The Australian Stumpy Tail Cattle Dog is an easy-to-groom breed. It will never need a professional care, only a very rare brushing. Be mindful though that this dog is an extremely intense shedder which will completely change its fur during spring and fall. It’s considered as a hyper allergic but it won’t make an agreeable pet for an allergic sufferer or a person who can’t stand cleaning up dog hair.
The rest is routine care, which consists of regular nail trimming, weekly teeth brushing and occasional bathing. Remember to examine the dog’s ears on a weekly basis and clean them as needed.
The Australian Stumpy Tail Cattle Dog is a bright and curious animal that can be taught to perform very complex tricks. It competes with invariable success in all sorts of herding trials as well as in obedience and agility contests.
Despite the fact that this dogs usually makes an eager learner its training can become a true challenge for an inexperienced master. The Australian Stumpy Tail Cattle Dog definitely has a mind of its own and will never obey the handler’s order unthinkingly. Only strong-willed and reasonably firm person will achieve adequate results in its training. Be aware that this dog hates repetitive and dull tasks so make your lessons fun and short.
The Australian Stumpy Tail Cattle Dog is an exceptionally vigorous animal with huge need in physical activity. Prepare to devote at least several hours every day to active pastime with your pet. That’s why it’s fair to say it’s very hard to keep this dog in an urban environment. A spacious, but safely enclosed yard is mandatory requirement if you don’t plan to charge your pet with herding responsibilities.
The Australian Stumpy Tail Cattle Dog also has sharp intellect, which should be offered regular stimulation, preferably in a form of advanced training program.

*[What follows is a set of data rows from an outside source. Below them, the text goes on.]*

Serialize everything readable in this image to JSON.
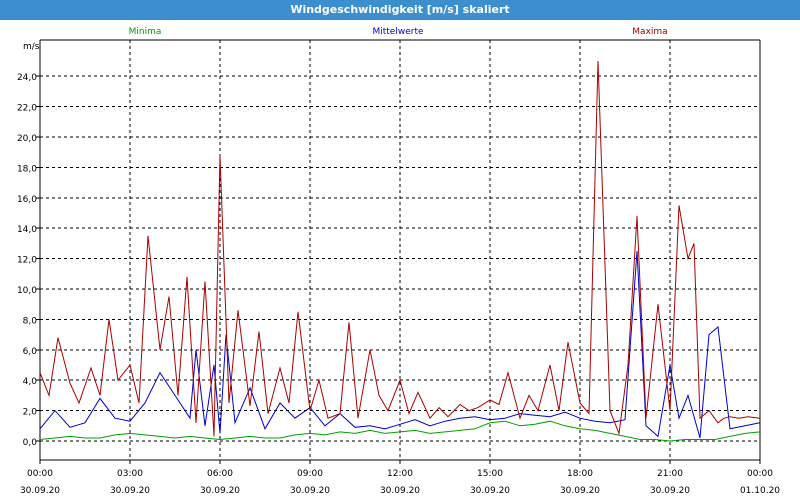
{
  "window": {
    "title": "Windgeschwindigkeit [m/s] skaliert"
  },
  "colors": {
    "minima": "#00a000",
    "mittel": "#0000cc",
    "maxima": "#aa0000"
  },
  "chart_data": {
    "type": "line",
    "title": "Windgeschwindigkeit [m/s] skaliert",
    "ylabel": "m/s",
    "xlabel": "",
    "ylim": [
      0,
      24
    ],
    "y_ticks": [
      "0,0",
      "2,0",
      "4,0",
      "6,0",
      "8,0",
      "10,0",
      "12,0",
      "14,0",
      "16,0",
      "18,0",
      "20,0",
      "22,0",
      "24,0"
    ],
    "x_ticks": [
      {
        "time": "00:00",
        "date": "30.09.20"
      },
      {
        "time": "03:00",
        "date": "30.09.20"
      },
      {
        "time": "06:00",
        "date": "30.09.20"
      },
      {
        "time": "09:00",
        "date": "30.09.20"
      },
      {
        "time": "12:00",
        "date": "30.09.20"
      },
      {
        "time": "15:00",
        "date": "30.09.20"
      },
      {
        "time": "18:00",
        "date": "30.09.20"
      },
      {
        "time": "21:00",
        "date": "30.09.20"
      },
      {
        "time": "00:00",
        "date": "01.10.20"
      }
    ],
    "x_unit": "hours since 30.09.20 00:00",
    "grid": true,
    "series": [
      {
        "name": "Minima",
        "x": [
          0,
          0.5,
          1,
          1.5,
          2,
          2.5,
          3,
          3.5,
          4,
          4.5,
          5,
          5.5,
          6,
          6.5,
          7,
          7.5,
          8,
          8.5,
          9,
          9.5,
          10,
          10.5,
          11,
          11.5,
          12,
          12.5,
          13,
          13.5,
          14,
          14.5,
          15,
          15.5,
          16,
          16.5,
          17,
          17.5,
          18,
          18.5,
          19,
          19.5,
          20,
          20.5,
          21,
          21.5,
          22,
          22.5,
          23,
          23.5,
          24
        ],
        "values": [
          0.1,
          0.2,
          0.3,
          0.2,
          0.2,
          0.4,
          0.5,
          0.4,
          0.3,
          0.2,
          0.3,
          0.2,
          0.1,
          0.2,
          0.3,
          0.2,
          0.2,
          0.4,
          0.5,
          0.4,
          0.6,
          0.5,
          0.7,
          0.5,
          0.6,
          0.7,
          0.5,
          0.6,
          0.7,
          0.8,
          1.2,
          1.3,
          1.0,
          1.1,
          1.3,
          1.0,
          0.8,
          0.7,
          0.5,
          0.3,
          0.1,
          0.1,
          0.0,
          0.1,
          0.1,
          0.1,
          0.3,
          0.5,
          0.6
        ]
      },
      {
        "name": "Mittelwerte",
        "x": [
          0,
          0.5,
          1,
          1.5,
          2,
          2.5,
          3,
          3.5,
          4,
          4.5,
          5,
          5.2,
          5.5,
          5.8,
          6,
          6.2,
          6.5,
          7,
          7.5,
          8,
          8.5,
          9,
          9.5,
          10,
          10.5,
          11,
          11.5,
          12,
          12.5,
          13,
          13.5,
          14,
          14.5,
          15,
          15.5,
          16,
          16.5,
          17,
          17.5,
          18,
          18.5,
          19,
          19.5,
          19.9,
          20.2,
          20.6,
          21,
          21.3,
          21.6,
          22,
          22.3,
          22.6,
          23,
          23.5,
          24
        ],
        "values": [
          0.8,
          2.0,
          0.9,
          1.2,
          2.8,
          1.5,
          1.3,
          2.5,
          4.5,
          3.0,
          1.5,
          6.0,
          1.0,
          5.0,
          0.5,
          7.0,
          1.2,
          3.5,
          0.8,
          2.5,
          1.5,
          2.2,
          1.0,
          1.8,
          0.9,
          1.0,
          0.8,
          1.1,
          1.4,
          1.0,
          1.3,
          1.5,
          1.6,
          1.4,
          1.5,
          1.8,
          1.7,
          1.6,
          1.9,
          1.5,
          1.3,
          1.2,
          1.4,
          12.5,
          1.0,
          0.3,
          5.0,
          1.5,
          3.0,
          0.2,
          7.0,
          7.5,
          0.8,
          1.0,
          1.2
        ]
      },
      {
        "name": "Maxima",
        "x": [
          0,
          0.3,
          0.6,
          1,
          1.3,
          1.7,
          2,
          2.3,
          2.6,
          3,
          3.3,
          3.6,
          4,
          4.3,
          4.6,
          4.9,
          5.2,
          5.5,
          5.8,
          6,
          6.3,
          6.6,
          7,
          7.3,
          7.6,
          8,
          8.3,
          8.6,
          9,
          9.3,
          9.6,
          10,
          10.3,
          10.6,
          11,
          11.3,
          11.6,
          12,
          12.3,
          12.6,
          13,
          13.3,
          13.6,
          14,
          14.3,
          14.6,
          15,
          15.3,
          15.6,
          16,
          16.3,
          16.6,
          17,
          17.3,
          17.6,
          18,
          18.3,
          18.6,
          19,
          19.3,
          19.6,
          19.9,
          20.2,
          20.6,
          21,
          21.3,
          21.6,
          21.8,
          22,
          22.3,
          22.6,
          22.8,
          23,
          23.3,
          23.6,
          24
        ],
        "values": [
          4.5,
          3.0,
          6.8,
          3.8,
          2.5,
          4.8,
          3.0,
          8.0,
          4.0,
          5.0,
          2.5,
          13.5,
          6.0,
          9.5,
          3.0,
          10.8,
          1.2,
          10.5,
          0.3,
          18.8,
          2.5,
          8.6,
          2.3,
          7.2,
          1.8,
          4.8,
          2.5,
          8.5,
          2.0,
          4.0,
          1.5,
          1.8,
          7.8,
          1.5,
          6.0,
          3.0,
          2.0,
          4.0,
          1.8,
          3.2,
          1.5,
          2.2,
          1.6,
          2.4,
          2.0,
          2.2,
          2.7,
          2.4,
          4.5,
          1.5,
          3.0,
          2.0,
          5.0,
          2.0,
          6.5,
          2.5,
          1.8,
          25.0,
          2.0,
          0.5,
          5.0,
          14.8,
          1.5,
          9.0,
          2.0,
          15.5,
          12.0,
          13.0,
          1.5,
          2.0,
          1.2,
          1.5,
          1.6,
          1.5,
          1.6,
          1.5
        ]
      }
    ]
  }
}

Without great amount of physical outlet this dog will never be fully satisfied with its life and express its frustration in destructive and even aggressive behaviour.